» EXERCISE DETAILS:
Looking at the entries, how many lines hold the word "Headline"? State the number by itself.

Component data from apps and pages
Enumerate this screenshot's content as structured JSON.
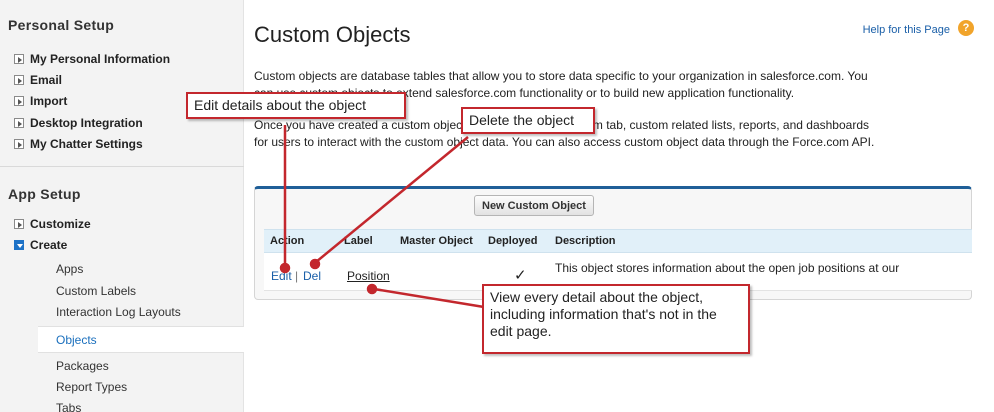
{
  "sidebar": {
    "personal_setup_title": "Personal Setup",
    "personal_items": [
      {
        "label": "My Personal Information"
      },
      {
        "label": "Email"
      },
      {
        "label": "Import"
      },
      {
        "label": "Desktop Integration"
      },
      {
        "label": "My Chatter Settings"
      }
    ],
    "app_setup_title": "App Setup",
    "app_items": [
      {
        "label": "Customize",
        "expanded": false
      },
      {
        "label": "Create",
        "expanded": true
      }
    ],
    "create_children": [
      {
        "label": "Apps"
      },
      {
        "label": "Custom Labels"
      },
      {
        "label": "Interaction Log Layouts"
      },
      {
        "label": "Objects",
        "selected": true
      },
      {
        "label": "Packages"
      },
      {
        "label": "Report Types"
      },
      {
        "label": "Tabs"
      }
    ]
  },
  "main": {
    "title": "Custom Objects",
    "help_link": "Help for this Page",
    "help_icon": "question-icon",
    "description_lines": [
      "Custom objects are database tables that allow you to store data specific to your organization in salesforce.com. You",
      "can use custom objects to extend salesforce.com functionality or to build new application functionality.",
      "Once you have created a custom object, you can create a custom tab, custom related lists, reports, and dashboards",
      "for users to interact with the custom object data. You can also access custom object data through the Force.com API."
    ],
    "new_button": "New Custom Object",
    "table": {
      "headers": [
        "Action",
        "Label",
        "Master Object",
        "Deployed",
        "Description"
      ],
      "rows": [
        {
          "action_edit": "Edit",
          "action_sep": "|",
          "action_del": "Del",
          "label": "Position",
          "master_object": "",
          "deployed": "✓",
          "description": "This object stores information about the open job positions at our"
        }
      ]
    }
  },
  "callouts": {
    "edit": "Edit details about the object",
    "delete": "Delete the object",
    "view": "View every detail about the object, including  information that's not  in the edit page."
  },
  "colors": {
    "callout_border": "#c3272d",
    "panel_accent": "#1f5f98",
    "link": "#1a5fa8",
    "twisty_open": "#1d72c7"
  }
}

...

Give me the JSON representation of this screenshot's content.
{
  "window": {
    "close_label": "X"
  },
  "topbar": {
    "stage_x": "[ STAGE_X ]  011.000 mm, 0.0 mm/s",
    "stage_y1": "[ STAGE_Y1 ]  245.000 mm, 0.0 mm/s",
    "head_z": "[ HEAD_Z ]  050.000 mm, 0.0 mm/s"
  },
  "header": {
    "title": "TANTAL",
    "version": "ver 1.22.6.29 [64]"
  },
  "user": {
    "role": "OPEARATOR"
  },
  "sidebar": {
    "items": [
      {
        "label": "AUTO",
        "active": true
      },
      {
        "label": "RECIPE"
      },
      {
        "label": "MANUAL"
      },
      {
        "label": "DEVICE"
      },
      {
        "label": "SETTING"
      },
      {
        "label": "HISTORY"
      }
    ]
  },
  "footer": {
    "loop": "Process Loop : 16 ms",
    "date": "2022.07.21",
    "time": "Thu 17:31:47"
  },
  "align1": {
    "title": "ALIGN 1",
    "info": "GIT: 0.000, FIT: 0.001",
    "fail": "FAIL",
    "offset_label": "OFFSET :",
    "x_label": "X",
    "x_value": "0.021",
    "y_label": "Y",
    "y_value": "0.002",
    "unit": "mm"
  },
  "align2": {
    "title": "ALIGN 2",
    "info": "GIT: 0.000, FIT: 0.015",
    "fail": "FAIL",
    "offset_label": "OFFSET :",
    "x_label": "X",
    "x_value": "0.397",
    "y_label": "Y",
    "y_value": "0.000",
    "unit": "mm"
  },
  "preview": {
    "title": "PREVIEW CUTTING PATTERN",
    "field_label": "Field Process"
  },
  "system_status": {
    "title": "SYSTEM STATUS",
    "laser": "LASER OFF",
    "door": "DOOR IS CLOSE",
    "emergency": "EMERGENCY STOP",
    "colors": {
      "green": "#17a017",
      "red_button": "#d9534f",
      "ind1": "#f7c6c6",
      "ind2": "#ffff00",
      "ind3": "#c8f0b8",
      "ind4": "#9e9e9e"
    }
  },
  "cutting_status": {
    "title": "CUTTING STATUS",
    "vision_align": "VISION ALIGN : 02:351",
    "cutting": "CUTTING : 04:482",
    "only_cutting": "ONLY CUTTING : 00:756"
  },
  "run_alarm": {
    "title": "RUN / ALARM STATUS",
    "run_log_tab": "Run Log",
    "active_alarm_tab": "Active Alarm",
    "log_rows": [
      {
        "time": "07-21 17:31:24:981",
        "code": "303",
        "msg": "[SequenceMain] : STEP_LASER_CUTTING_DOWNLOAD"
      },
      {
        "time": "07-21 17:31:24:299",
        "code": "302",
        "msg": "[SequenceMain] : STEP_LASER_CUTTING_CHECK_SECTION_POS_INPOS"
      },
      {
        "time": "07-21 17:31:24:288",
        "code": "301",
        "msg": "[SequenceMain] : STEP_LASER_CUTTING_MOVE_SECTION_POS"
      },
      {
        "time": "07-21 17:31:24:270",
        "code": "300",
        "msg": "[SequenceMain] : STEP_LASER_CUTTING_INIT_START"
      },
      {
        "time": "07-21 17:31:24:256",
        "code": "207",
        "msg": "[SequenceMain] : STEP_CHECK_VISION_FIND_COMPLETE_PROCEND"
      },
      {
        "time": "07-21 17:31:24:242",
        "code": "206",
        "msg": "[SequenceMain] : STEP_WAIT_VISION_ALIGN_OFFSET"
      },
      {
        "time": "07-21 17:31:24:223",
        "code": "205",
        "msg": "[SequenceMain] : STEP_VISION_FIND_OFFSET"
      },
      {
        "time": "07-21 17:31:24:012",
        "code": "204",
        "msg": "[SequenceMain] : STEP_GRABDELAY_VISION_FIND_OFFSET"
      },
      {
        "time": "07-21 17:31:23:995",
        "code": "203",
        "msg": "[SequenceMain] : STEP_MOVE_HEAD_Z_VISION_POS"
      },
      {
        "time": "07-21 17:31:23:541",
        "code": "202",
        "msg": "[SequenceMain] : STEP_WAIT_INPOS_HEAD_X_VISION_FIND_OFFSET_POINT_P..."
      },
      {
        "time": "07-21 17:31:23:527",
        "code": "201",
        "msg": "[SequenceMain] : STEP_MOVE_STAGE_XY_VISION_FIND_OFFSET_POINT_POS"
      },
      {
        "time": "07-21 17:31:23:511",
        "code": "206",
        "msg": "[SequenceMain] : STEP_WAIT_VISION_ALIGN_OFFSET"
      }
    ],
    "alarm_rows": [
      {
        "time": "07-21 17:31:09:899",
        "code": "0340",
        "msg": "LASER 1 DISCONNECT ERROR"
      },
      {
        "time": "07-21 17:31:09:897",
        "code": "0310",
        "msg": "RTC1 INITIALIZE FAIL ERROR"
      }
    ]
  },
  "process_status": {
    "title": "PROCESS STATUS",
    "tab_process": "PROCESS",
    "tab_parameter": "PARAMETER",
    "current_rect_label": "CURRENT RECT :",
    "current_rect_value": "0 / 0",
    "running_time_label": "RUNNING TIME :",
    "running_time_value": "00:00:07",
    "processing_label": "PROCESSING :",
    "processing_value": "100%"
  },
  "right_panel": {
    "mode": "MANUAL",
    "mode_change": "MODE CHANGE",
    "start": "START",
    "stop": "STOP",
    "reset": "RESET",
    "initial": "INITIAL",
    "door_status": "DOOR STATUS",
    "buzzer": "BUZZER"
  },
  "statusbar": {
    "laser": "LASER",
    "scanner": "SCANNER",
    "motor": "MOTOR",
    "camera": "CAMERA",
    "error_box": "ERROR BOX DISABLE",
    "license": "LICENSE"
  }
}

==

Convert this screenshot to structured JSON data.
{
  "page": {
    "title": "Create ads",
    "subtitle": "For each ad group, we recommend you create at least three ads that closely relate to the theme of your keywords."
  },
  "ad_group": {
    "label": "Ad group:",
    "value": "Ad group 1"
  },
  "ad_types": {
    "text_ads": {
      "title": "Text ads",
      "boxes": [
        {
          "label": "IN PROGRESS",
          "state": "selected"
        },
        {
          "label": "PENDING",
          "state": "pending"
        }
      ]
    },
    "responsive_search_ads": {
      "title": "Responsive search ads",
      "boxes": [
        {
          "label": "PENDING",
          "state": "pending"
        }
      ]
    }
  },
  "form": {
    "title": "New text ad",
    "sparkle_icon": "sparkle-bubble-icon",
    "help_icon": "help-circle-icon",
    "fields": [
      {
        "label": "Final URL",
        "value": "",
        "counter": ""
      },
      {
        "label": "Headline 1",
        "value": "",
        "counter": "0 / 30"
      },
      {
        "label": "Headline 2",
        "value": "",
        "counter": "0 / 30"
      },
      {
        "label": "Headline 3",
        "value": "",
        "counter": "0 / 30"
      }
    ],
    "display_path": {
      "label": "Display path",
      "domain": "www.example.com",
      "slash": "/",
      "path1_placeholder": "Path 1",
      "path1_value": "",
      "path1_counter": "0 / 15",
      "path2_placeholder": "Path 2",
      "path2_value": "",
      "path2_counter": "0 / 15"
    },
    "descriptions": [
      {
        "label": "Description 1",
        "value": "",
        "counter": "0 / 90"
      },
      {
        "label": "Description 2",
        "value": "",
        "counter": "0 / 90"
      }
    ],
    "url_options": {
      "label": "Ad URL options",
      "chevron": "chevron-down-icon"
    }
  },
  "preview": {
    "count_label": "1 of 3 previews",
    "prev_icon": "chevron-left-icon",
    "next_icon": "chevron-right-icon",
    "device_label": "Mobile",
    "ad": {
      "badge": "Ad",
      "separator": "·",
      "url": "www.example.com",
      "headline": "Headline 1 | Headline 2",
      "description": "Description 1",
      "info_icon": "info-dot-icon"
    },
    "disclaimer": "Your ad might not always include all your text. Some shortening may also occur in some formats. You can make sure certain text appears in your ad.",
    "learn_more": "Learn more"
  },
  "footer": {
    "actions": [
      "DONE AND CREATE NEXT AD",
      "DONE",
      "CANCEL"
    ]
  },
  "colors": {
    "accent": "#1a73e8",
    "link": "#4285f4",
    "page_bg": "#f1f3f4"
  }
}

» ANSWER TO THIS TASK:
4